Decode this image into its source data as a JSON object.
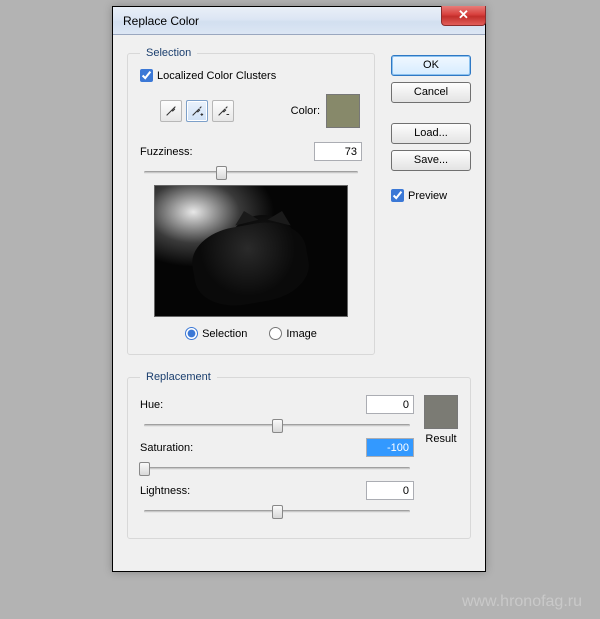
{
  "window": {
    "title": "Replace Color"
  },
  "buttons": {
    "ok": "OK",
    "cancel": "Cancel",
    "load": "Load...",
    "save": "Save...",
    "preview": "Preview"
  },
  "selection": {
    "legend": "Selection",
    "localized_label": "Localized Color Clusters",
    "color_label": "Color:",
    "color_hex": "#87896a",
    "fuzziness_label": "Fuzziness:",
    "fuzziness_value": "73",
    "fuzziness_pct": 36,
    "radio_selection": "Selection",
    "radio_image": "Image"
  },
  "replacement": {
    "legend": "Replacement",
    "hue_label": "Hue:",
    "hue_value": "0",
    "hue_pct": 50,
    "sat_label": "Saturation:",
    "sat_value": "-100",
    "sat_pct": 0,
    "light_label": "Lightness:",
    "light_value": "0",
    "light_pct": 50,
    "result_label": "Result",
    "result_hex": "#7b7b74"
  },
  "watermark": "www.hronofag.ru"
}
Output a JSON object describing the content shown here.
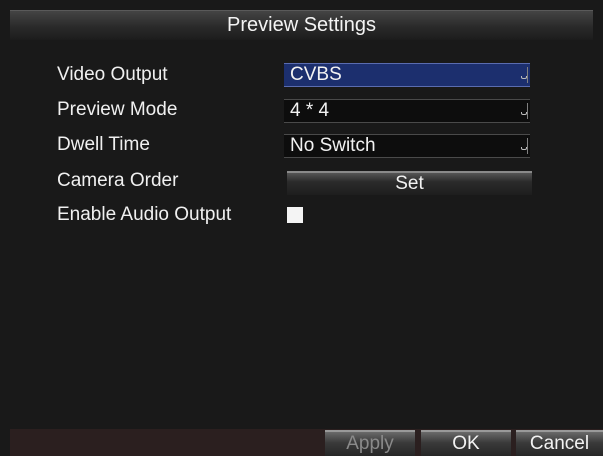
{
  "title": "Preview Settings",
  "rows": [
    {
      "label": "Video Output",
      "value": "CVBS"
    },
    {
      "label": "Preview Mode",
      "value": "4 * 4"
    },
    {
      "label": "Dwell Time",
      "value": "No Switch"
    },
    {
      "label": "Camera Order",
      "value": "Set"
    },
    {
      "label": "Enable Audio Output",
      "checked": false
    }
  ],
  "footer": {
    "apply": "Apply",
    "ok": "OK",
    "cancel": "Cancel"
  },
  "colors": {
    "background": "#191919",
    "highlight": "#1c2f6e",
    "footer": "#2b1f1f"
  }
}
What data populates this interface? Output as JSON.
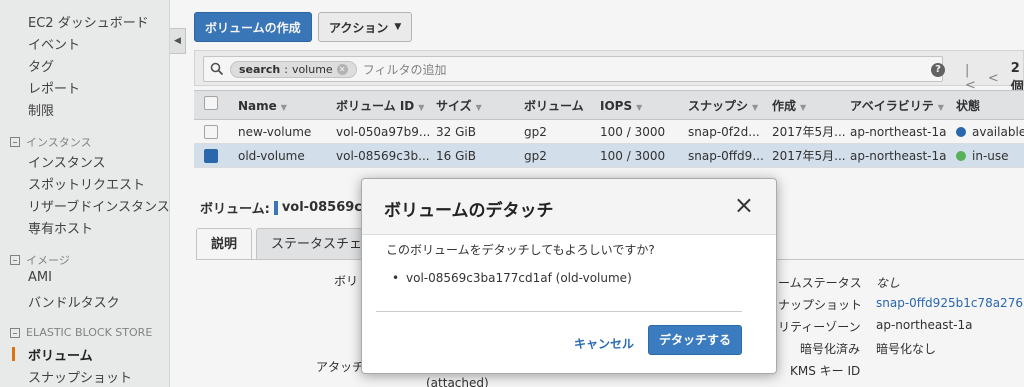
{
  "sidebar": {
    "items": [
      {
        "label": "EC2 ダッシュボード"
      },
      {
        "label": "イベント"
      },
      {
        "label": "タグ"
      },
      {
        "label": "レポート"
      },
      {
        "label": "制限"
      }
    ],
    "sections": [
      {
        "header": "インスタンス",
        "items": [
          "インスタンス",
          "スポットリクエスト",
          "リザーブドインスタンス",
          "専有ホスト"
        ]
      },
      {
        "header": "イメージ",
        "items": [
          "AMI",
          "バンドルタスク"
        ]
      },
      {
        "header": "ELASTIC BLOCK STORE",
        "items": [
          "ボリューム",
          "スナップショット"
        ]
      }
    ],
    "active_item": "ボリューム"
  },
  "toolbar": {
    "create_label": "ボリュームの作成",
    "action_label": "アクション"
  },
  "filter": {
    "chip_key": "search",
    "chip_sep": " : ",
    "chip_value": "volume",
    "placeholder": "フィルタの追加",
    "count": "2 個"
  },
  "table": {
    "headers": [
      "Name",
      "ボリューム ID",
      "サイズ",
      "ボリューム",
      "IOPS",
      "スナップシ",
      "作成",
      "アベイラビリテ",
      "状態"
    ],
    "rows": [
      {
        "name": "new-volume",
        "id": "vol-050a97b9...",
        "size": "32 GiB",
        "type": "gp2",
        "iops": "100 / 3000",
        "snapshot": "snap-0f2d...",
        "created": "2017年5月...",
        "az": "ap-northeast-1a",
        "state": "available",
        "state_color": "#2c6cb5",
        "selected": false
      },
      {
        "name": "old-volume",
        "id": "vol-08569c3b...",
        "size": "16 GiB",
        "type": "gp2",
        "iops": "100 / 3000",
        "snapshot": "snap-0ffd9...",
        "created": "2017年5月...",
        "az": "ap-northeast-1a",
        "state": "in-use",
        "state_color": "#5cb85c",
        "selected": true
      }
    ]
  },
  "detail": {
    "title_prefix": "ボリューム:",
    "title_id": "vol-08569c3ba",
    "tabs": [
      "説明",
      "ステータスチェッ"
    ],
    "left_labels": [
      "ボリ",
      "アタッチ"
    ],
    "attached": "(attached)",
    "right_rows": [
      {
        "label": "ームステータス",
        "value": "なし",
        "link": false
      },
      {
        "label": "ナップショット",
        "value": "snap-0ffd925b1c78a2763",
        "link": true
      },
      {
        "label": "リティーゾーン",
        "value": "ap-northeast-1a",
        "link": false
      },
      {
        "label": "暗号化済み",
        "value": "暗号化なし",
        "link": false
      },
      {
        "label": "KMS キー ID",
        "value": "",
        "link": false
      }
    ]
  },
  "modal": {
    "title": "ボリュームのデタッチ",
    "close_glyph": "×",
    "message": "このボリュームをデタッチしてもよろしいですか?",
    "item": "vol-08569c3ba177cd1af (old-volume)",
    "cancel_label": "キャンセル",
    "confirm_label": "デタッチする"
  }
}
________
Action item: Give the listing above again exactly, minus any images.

Output of the exercise:
Decode this image into its source data as a JSON object.
{
  "window": {
    "title": "Replace Color"
  },
  "buttons": {
    "ok": "OK",
    "cancel": "Cancel",
    "load": "Load...",
    "save": "Save...",
    "preview": "Preview"
  },
  "selection": {
    "legend": "Selection",
    "localized_label": "Localized Color Clusters",
    "color_label": "Color:",
    "color_hex": "#87896a",
    "fuzziness_label": "Fuzziness:",
    "fuzziness_value": "73",
    "fuzziness_pct": 36,
    "radio_selection": "Selection",
    "radio_image": "Image"
  },
  "replacement": {
    "legend": "Replacement",
    "hue_label": "Hue:",
    "hue_value": "0",
    "hue_pct": 50,
    "sat_label": "Saturation:",
    "sat_value": "-100",
    "sat_pct": 0,
    "light_label": "Lightness:",
    "light_value": "0",
    "light_pct": 50,
    "result_label": "Result",
    "result_hex": "#7b7b74"
  },
  "watermark": "www.hronofag.ru"
}
Output a JSON object describing the content shown here.
{
  "title": "Preview Settings",
  "rows": [
    {
      "label": "Video Output",
      "value": "CVBS"
    },
    {
      "label": "Preview Mode",
      "value": "4 * 4"
    },
    {
      "label": "Dwell Time",
      "value": "No Switch"
    },
    {
      "label": "Camera Order",
      "value": "Set"
    },
    {
      "label": "Enable Audio Output",
      "checked": false
    }
  ],
  "footer": {
    "apply": "Apply",
    "ok": "OK",
    "cancel": "Cancel"
  },
  "colors": {
    "background": "#191919",
    "highlight": "#1c2f6e",
    "footer": "#2b1f1f"
  }
}
What data populates this interface? Output as JSON.
{
  "sidebar": {
    "items": [
      {
        "label": "EC2 ダッシュボード"
      },
      {
        "label": "イベント"
      },
      {
        "label": "タグ"
      },
      {
        "label": "レポート"
      },
      {
        "label": "制限"
      }
    ],
    "sections": [
      {
        "header": "インスタンス",
        "items": [
          "インスタンス",
          "スポットリクエスト",
          "リザーブドインスタンス",
          "専有ホスト"
        ]
      },
      {
        "header": "イメージ",
        "items": [
          "AMI",
          "バンドルタスク"
        ]
      },
      {
        "header": "ELASTIC BLOCK STORE",
        "items": [
          "ボリューム",
          "スナップショット"
        ]
      }
    ],
    "active_item": "ボリューム"
  },
  "toolbar": {
    "create_label": "ボリュームの作成",
    "action_label": "アクション"
  },
  "filter": {
    "chip_key": "search",
    "chip_sep": " : ",
    "chip_value": "volume",
    "placeholder": "フィルタの追加",
    "count": "2 個"
  },
  "table": {
    "headers": [
      "Name",
      "ボリューム ID",
      "サイズ",
      "ボリューム",
      "IOPS",
      "スナップシ",
      "作成",
      "アベイラビリテ",
      "状態"
    ],
    "rows": [
      {
        "name": "new-volume",
        "id": "vol-050a97b9...",
        "size": "32 GiB",
        "type": "gp2",
        "iops": "100 / 3000",
        "snapshot": "snap-0f2d...",
        "created": "2017年5月...",
        "az": "ap-northeast-1a",
        "state": "available",
        "state_color": "#2c6cb5",
        "selected": false
      },
      {
        "name": "old-volume",
        "id": "vol-08569c3b...",
        "size": "16 GiB",
        "type": "gp2",
        "iops": "100 / 3000",
        "snapshot": "snap-0ffd9...",
        "created": "2017年5月...",
        "az": "ap-northeast-1a",
        "state": "in-use",
        "state_color": "#5cb85c",
        "selected": true
      }
    ]
  },
  "detail": {
    "title_prefix": "ボリューム:",
    "title_id": "vol-08569c3ba",
    "tabs": [
      "説明",
      "ステータスチェッ"
    ],
    "left_labels": [
      "ボリ",
      "アタッチ"
    ],
    "attached": "(attached)",
    "right_rows": [
      {
        "label": "ームステータス",
        "value": "なし",
        "link": false
      },
      {
        "label": "ナップショット",
        "value": "snap-0ffd925b1c78a2763",
        "link": true
      },
      {
        "label": "リティーゾーン",
        "value": "ap-northeast-1a",
        "link": false
      },
      {
        "label": "暗号化済み",
        "value": "暗号化なし",
        "link": false
      },
      {
        "label": "KMS キー ID",
        "value": "",
        "link": false
      }
    ]
  },
  "modal": {
    "title": "ボリュームのデタッチ",
    "close_glyph": "×",
    "message": "このボリュームをデタッチしてもよろしいですか?",
    "item": "vol-08569c3ba177cd1af (old-volume)",
    "cancel_label": "キャンセル",
    "confirm_label": "デタッチする"
  }
}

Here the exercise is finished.